- Pour the meat into a strainer and drain the fat into a small sauce pan. Discard all but 3 tablespoons of fat. Whisk the fat and flour together over medium heat. This makes a roux. Cook it, stirring frequently, until it turns amber, about 15 minutes. Then whisk in the chicken stock, tomato paste, and vinegar. Let it sit on low a few minutes on low while you handle the next few steps.
- Add the onion, garlic, and red bell pepper to the ground meat in the skillet and cook for another 5 minutes.
- Push everything aside and add the spices and cook in contact with the bottom of the pan for 2 minutes, stirring so the spices don't stick to the bottom. This "blooms" the flavor. Then mix them in with the meat.
- Add the roux mix ingredients and stir it in. Simmer for at least 15 minutes, an hour is better.
- Pour 1/3 the mix into your blender and puree it until it is pasty, and mix it back in. If you prefer you can use a stick blender to get the mix thick. Taste and add more of whatever you want.
- Split the frank down the middle but don't cut it in half. Leave a hinge. This step is controversial. Some locals hate the concept. I like it because it creates more browned meat, and browned meat is better than chocolate. On a griddle, in a frying pan, or better still, on your grill, grilling the frank until it starts to brown on all sides. Steam the bun.
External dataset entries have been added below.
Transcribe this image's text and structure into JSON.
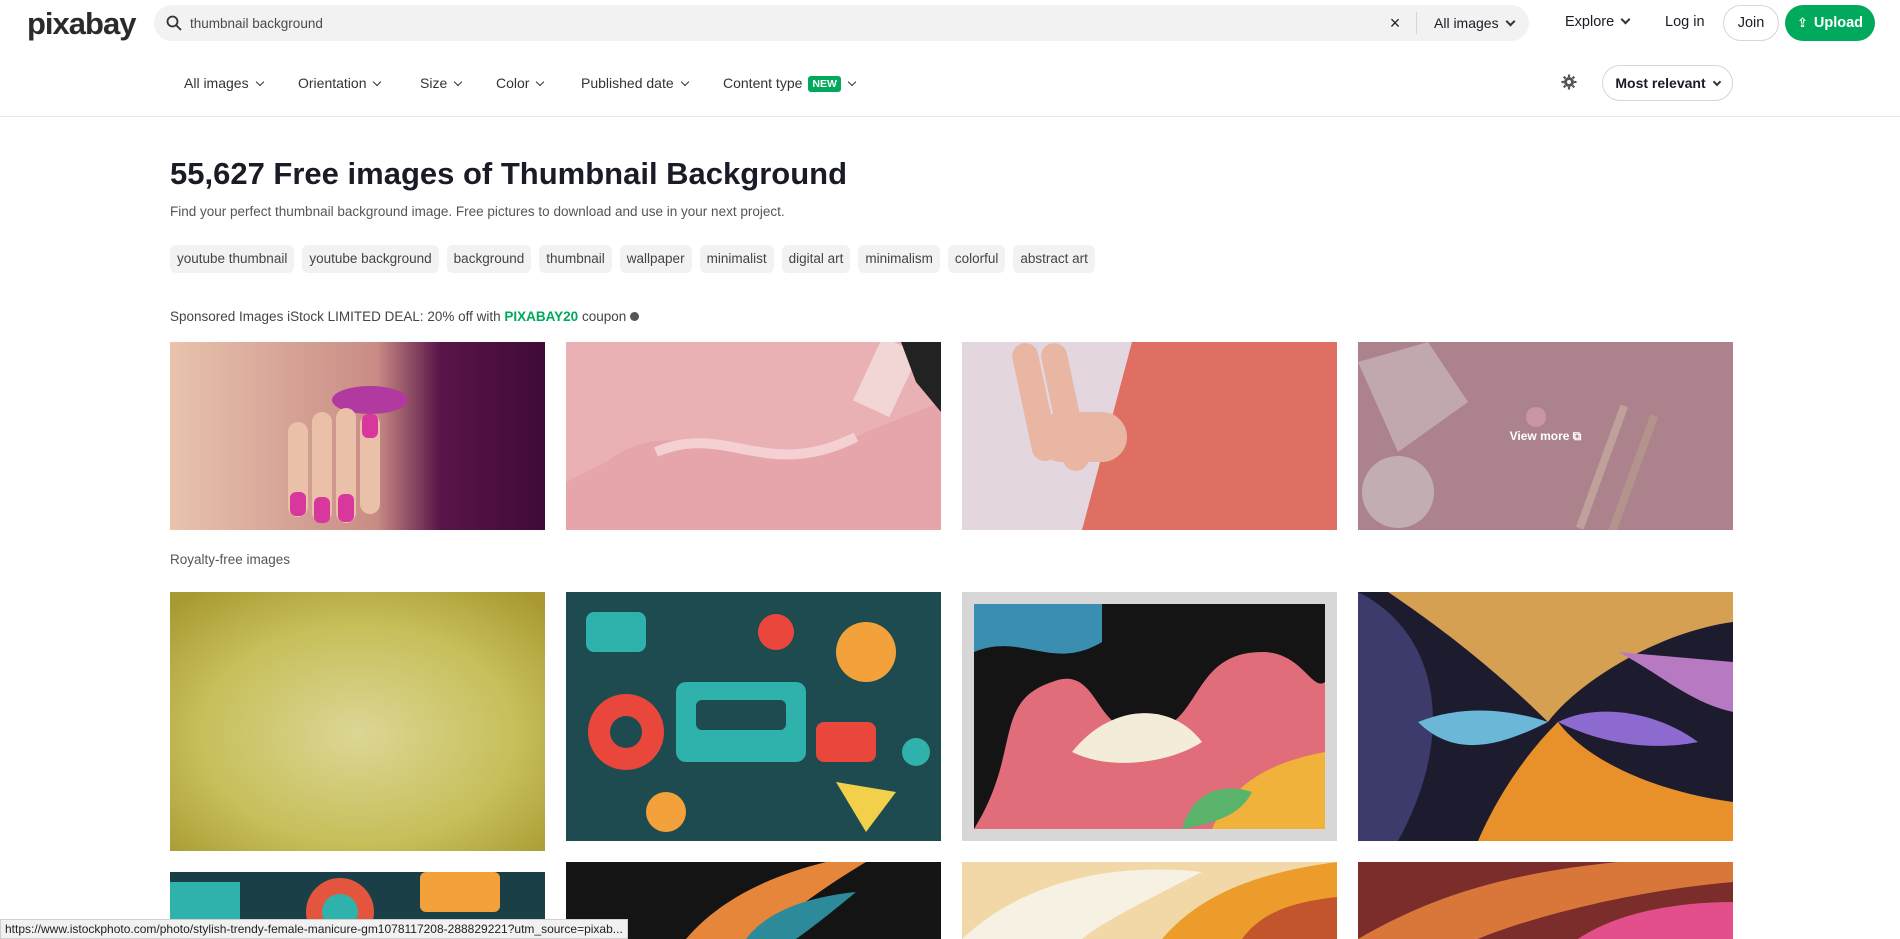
{
  "brand": {
    "logo_text": "pixabay"
  },
  "search": {
    "value": "thumbnail background",
    "clear_symbol": "×",
    "scope_label": "All images"
  },
  "nav": {
    "explore": "Explore",
    "login": "Log in",
    "join": "Join",
    "upload": "Upload"
  },
  "filters": {
    "items": [
      "All images",
      "Orientation",
      "Size",
      "Color",
      "Published date",
      "Content type"
    ],
    "new_badge": "NEW",
    "sort_label": "Most relevant"
  },
  "header": {
    "title": "55,627 Free images of Thumbnail Background",
    "description": "Find your perfect thumbnail background image. Free pictures to download and use in your next project."
  },
  "tags": [
    "youtube thumbnail",
    "youtube background",
    "background",
    "thumbnail",
    "wallpaper",
    "minimalist",
    "digital art",
    "minimalism",
    "colorful",
    "abstract art"
  ],
  "sponsored": {
    "prefix": "Sponsored Images iStock LIMITED DEAL: 20% off with ",
    "code": "PIXABAY20",
    "suffix": " coupon",
    "view_more": "View more"
  },
  "royalty_label": "Royalty-free images",
  "status_url": "https://www.istockphoto.com/photo/stylish-trendy-female-manicure-gm1078117208-288829221?utm_source=pixab...",
  "colors": {
    "accent": "#00a95c",
    "text": "#191b26"
  }
}
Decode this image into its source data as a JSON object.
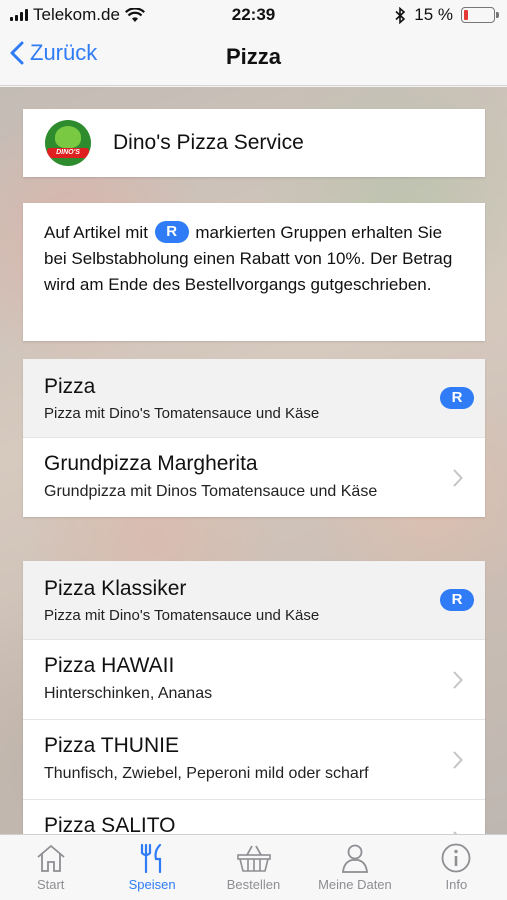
{
  "status_bar": {
    "carrier": "Telekom.de",
    "time": "22:39",
    "battery": "15 %",
    "battery_level": 0.15,
    "accent_low_battery": "#e53935"
  },
  "nav": {
    "back_label": "Zurück",
    "title": "Pizza"
  },
  "shop": {
    "name": "Dino's Pizza Service",
    "logo_text": "DINO'S"
  },
  "info": {
    "text_before": "Auf Artikel mit",
    "badge": "R",
    "text_after": "markierten Gruppen erhalten Sie bei Selbstabholung einen Rabatt von 10%. Der Betrag wird am Ende des Bestellvorgangs gutgeschrieben."
  },
  "groups": [
    {
      "title": "Pizza",
      "subtitle": "Pizza mit Dino's Tomatensauce und Käse",
      "badge": "R",
      "items": [
        {
          "title": "Grundpizza Margherita",
          "subtitle": "Grundpizza mit Dinos Tomatensauce und Käse"
        }
      ]
    },
    {
      "title": "Pizza Klassiker",
      "subtitle": "Pizza mit Dino's Tomatensauce und Käse",
      "badge": "R",
      "items": [
        {
          "title": "Pizza HAWAII",
          "subtitle": "Hinterschinken, Ananas"
        },
        {
          "title": "Pizza THUNIE",
          "subtitle": "Thunfisch, Zwiebel, Peperoni mild oder scharf"
        },
        {
          "title": "Pizza SALITO",
          "subtitle": ""
        }
      ]
    }
  ],
  "tabs": [
    {
      "label": "Start",
      "icon": "home-icon",
      "active": false
    },
    {
      "label": "Speisen",
      "icon": "cutlery-icon",
      "active": true
    },
    {
      "label": "Bestellen",
      "icon": "basket-icon",
      "active": false
    },
    {
      "label": "Meine Daten",
      "icon": "person-icon",
      "active": false
    },
    {
      "label": "Info",
      "icon": "info-icon",
      "active": false
    }
  ],
  "colors": {
    "accent": "#2f7cf6",
    "inactive_tab": "#8e8e93"
  }
}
- Serve. Put the frank on the bun, split side up. Squirt a line of mustard down its length. Spoon on a generous amount of Coney saucce, and top with the chopped onions. Serve with Vernor's.